→ Required work: The string "JSON" appears in some lines of the entries that follow; copy each such line.

→ Data records:
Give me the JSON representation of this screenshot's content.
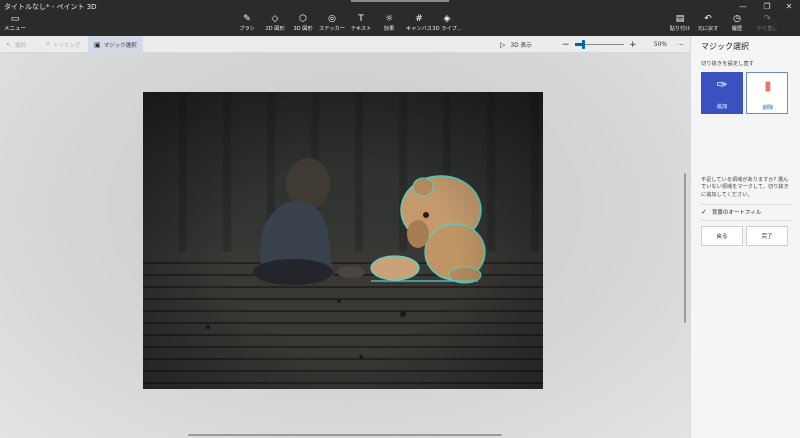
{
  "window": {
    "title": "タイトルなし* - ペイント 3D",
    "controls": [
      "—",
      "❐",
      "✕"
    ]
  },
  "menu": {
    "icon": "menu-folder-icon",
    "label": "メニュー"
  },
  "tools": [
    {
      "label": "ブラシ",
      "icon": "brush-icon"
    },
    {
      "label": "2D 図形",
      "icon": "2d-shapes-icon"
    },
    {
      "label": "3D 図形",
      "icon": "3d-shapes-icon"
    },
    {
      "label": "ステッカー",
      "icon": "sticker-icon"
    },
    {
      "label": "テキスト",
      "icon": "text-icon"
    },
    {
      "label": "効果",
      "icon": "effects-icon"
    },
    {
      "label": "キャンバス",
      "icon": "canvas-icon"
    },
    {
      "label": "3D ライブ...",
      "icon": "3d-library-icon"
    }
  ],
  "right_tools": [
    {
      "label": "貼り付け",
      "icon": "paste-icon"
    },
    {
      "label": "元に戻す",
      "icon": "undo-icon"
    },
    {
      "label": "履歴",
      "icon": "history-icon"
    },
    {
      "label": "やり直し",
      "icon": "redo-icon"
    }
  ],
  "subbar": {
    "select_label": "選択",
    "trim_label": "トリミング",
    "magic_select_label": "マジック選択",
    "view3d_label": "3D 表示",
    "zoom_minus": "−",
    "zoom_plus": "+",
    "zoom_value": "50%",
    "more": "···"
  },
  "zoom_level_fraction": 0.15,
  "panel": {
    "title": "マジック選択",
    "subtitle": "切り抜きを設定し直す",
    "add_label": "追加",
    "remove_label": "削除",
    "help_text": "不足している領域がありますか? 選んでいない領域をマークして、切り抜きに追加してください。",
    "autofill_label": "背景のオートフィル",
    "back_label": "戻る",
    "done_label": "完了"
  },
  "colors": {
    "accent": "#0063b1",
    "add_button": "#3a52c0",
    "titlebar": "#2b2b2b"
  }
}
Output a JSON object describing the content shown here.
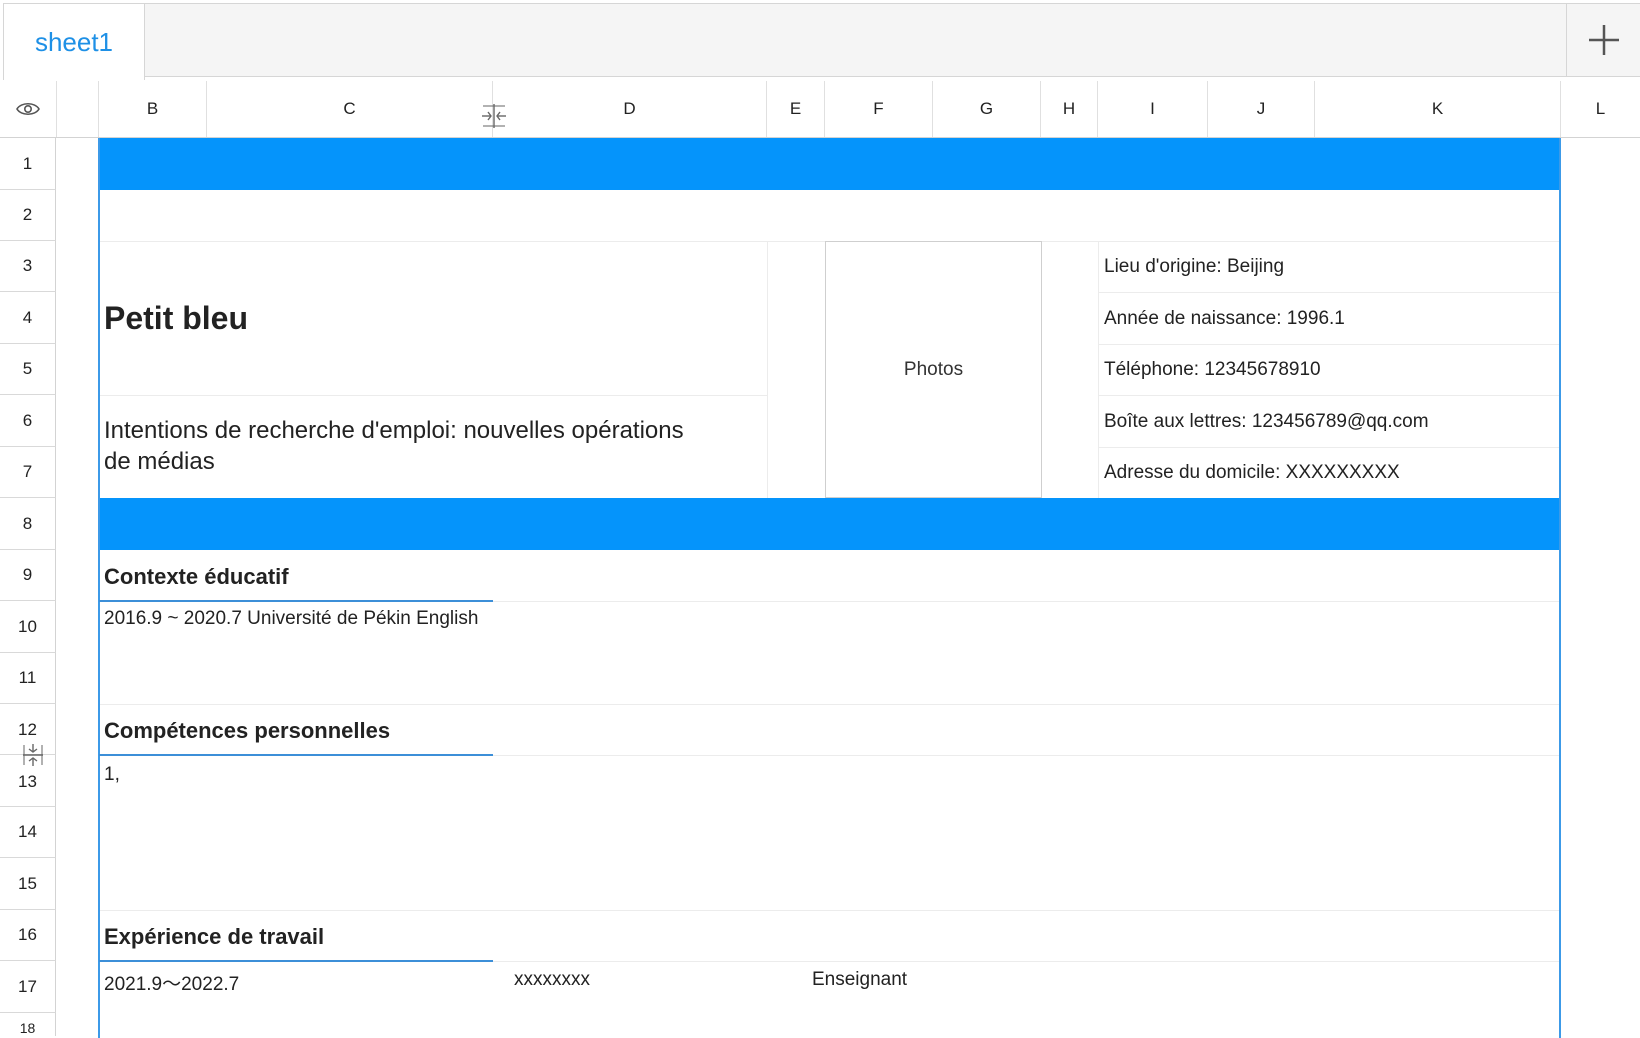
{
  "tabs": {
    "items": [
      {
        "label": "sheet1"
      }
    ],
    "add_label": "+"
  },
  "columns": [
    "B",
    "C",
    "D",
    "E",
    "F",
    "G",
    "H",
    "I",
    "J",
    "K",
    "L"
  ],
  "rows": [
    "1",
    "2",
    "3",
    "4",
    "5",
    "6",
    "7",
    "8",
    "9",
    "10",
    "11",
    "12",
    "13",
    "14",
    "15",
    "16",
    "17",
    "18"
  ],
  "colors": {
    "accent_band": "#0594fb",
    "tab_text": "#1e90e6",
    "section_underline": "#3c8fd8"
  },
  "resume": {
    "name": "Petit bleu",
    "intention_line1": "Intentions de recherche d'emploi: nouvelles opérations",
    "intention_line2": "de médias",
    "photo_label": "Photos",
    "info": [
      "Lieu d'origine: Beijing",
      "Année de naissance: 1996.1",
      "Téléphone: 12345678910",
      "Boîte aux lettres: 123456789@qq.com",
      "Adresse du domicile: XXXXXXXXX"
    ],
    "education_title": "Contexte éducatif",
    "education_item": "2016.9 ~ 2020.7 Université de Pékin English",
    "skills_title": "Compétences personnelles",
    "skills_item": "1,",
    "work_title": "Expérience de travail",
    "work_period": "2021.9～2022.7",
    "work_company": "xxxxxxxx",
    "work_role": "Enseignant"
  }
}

→ Written response:
Give me the JSON representation of this screenshot's content.
Output a JSON object describing the content shown here.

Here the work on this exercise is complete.